The second seedling has grown a couple of shoots, roughly the same size as last year. From all 3 variegated seedlings, this one is showing the most interesting culm coloration. Shoots have now turned completely yellow with dark green sulcus and with more sporadic dark green striping pattern around the culm. Lower internodes without the sulcus only have the sporadic stripes.
The least variegated seedling has grown the most. It had escaped the raised bed and pushed a few larger shoots outside. Its culms are the least variegated as well. They appear green and only have lighter green striping pattern, sulcus color is also not expressed. Leaves are almost completely dark green color with only light striping.
This year’s hot and dry weather promoted the spread of bamboo mites. This growing season my P. arcana seedlings got hit the most. Some leaves are completely ruined by heavy mite infestation. I refused any kind of chemical control so far, but it looks like I’ll have to consider spraying some sort of miticide to reduce their numbers.

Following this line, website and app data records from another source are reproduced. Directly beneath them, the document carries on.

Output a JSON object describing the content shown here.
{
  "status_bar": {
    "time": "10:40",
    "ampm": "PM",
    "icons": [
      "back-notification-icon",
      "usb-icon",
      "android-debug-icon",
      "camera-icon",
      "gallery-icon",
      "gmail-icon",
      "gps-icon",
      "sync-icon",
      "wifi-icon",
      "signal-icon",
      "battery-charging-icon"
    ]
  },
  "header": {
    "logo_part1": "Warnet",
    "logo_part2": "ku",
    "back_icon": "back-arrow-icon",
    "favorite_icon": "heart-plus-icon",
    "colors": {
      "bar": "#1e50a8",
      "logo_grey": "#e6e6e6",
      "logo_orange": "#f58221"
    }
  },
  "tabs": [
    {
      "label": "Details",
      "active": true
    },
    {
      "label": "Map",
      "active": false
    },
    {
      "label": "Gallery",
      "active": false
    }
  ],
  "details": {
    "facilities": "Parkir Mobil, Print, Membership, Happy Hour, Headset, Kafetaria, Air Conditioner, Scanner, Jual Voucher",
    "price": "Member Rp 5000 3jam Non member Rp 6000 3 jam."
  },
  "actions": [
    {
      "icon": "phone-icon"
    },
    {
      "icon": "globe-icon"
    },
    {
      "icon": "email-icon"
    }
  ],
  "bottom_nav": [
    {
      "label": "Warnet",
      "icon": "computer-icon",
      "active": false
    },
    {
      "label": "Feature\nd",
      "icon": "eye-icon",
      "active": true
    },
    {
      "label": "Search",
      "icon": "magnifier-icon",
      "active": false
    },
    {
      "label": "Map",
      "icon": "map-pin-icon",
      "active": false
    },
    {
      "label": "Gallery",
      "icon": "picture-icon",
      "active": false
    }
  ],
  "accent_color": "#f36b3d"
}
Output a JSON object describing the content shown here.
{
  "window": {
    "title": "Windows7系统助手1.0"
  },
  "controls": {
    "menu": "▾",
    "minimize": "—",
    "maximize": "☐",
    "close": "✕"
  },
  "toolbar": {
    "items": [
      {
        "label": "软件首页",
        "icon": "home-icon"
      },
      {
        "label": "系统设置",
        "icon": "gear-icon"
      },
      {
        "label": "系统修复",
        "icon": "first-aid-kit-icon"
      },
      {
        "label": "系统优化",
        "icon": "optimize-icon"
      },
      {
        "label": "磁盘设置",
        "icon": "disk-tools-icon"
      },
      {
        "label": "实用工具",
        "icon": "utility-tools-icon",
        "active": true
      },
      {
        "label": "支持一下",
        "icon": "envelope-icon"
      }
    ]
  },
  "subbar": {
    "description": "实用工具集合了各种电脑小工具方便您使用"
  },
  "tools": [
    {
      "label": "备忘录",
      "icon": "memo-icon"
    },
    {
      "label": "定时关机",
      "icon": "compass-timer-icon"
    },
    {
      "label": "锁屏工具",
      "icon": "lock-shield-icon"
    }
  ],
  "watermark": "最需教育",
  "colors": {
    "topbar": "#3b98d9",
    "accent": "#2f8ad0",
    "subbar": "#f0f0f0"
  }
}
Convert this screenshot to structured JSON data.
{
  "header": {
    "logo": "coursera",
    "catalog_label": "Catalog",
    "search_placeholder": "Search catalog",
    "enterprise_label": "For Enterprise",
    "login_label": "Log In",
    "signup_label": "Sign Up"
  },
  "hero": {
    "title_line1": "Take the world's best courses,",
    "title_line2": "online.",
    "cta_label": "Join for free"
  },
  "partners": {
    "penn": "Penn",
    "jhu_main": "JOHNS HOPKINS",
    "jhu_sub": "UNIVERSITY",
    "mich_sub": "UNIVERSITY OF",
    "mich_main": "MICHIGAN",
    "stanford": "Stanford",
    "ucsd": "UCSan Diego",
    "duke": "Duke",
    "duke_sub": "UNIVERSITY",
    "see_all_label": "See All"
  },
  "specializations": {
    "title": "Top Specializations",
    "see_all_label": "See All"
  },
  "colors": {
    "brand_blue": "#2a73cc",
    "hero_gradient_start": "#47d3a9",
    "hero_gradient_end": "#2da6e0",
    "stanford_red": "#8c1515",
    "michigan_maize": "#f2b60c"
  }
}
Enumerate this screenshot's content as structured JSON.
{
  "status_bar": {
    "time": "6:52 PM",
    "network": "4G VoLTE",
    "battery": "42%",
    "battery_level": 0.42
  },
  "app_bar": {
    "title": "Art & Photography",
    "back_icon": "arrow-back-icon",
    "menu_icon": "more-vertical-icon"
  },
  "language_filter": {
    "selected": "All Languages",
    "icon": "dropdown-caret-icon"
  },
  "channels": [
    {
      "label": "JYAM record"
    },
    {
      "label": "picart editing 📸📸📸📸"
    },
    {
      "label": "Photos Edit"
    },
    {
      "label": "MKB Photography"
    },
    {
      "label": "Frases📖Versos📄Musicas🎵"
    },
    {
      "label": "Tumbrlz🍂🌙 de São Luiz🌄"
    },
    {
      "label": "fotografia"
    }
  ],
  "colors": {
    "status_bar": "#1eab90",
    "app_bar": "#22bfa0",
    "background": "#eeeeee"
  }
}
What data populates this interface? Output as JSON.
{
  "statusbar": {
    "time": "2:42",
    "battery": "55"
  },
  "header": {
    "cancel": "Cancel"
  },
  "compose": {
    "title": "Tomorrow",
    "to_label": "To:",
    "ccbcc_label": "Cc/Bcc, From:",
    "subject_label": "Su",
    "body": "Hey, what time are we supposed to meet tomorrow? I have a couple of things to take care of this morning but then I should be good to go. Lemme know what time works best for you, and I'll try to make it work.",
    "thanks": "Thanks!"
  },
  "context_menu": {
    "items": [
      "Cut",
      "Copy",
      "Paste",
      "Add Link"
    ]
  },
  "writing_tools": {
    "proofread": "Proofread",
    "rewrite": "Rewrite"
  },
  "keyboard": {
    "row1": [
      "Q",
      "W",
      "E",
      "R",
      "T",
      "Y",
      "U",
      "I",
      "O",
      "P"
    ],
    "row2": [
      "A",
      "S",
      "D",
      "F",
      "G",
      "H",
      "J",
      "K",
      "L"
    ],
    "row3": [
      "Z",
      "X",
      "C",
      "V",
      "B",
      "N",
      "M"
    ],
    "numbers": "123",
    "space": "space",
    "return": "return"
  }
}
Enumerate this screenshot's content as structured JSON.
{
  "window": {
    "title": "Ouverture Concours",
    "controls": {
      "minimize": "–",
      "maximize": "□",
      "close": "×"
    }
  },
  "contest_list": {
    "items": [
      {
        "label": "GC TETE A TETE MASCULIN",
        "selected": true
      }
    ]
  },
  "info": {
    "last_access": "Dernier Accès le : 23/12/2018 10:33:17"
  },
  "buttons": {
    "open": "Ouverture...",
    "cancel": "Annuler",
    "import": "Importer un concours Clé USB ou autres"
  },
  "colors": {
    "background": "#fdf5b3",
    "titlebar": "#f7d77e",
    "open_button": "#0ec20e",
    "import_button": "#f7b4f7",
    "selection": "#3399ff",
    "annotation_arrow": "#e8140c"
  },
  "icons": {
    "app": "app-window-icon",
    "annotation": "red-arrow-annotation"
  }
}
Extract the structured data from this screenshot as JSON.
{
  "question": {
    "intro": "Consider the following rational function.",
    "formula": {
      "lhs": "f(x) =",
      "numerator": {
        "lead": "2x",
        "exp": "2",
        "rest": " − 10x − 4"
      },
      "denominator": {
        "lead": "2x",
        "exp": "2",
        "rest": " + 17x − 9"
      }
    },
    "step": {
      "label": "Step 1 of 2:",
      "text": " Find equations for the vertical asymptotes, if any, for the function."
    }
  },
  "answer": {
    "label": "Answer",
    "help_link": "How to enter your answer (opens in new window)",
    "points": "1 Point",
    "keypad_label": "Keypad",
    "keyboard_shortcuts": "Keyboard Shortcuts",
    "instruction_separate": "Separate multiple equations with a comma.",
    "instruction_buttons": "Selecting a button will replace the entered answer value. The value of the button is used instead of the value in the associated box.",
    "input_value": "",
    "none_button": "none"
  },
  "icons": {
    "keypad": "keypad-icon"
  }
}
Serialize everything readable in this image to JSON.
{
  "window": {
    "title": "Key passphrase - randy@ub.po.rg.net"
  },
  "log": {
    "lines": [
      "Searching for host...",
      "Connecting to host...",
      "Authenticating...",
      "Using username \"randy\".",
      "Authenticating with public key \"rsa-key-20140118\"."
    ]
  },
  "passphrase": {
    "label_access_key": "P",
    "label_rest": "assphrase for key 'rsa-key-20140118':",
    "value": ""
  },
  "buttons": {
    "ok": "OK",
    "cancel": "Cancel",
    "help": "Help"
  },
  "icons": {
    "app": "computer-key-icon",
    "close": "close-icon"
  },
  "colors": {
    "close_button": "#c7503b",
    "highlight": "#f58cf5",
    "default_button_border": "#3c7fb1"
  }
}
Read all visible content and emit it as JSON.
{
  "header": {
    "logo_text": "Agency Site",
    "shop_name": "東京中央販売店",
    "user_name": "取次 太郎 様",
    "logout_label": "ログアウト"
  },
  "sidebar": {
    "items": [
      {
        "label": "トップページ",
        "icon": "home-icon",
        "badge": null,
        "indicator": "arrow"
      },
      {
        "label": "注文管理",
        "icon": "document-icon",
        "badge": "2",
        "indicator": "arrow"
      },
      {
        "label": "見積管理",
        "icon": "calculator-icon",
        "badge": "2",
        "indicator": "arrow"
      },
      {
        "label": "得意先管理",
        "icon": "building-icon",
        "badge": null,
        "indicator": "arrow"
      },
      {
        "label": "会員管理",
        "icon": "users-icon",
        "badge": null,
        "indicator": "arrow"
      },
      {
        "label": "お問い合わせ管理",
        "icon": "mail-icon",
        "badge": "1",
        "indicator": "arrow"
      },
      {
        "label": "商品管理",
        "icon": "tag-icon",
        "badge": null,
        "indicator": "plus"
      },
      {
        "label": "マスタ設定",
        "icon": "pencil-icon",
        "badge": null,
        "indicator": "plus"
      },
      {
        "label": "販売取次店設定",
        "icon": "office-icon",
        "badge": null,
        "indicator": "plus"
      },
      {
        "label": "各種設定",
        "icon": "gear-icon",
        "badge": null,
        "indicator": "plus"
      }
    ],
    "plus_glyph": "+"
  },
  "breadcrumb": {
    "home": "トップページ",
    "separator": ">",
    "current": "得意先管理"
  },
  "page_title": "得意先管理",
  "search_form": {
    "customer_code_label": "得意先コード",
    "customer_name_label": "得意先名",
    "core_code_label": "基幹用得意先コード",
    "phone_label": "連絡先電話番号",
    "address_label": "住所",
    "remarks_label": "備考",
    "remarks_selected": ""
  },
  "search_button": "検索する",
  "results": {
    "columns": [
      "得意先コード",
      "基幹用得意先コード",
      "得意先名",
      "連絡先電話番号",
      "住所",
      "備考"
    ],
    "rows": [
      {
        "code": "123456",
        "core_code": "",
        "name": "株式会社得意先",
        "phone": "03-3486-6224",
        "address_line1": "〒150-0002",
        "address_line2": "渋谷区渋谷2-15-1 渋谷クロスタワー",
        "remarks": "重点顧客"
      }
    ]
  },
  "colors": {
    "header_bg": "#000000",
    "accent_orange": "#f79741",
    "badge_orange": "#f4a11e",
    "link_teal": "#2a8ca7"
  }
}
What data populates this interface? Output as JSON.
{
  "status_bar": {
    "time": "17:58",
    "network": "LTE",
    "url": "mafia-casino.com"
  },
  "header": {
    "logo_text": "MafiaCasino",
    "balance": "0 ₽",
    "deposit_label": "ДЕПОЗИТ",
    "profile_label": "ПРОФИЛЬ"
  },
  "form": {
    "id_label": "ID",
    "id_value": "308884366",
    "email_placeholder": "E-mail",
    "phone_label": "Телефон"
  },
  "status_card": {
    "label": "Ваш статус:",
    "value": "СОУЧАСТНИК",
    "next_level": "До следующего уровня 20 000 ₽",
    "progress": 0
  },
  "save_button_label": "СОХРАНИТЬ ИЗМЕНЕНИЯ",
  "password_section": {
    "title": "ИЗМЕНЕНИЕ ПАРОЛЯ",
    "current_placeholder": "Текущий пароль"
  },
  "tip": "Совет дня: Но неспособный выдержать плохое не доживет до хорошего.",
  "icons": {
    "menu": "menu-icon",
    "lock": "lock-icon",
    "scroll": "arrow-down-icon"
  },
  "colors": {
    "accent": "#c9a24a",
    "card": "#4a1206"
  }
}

Photosynthesis of variegated leaves that are already affected by reduced photosynthetic activity, decreased even further.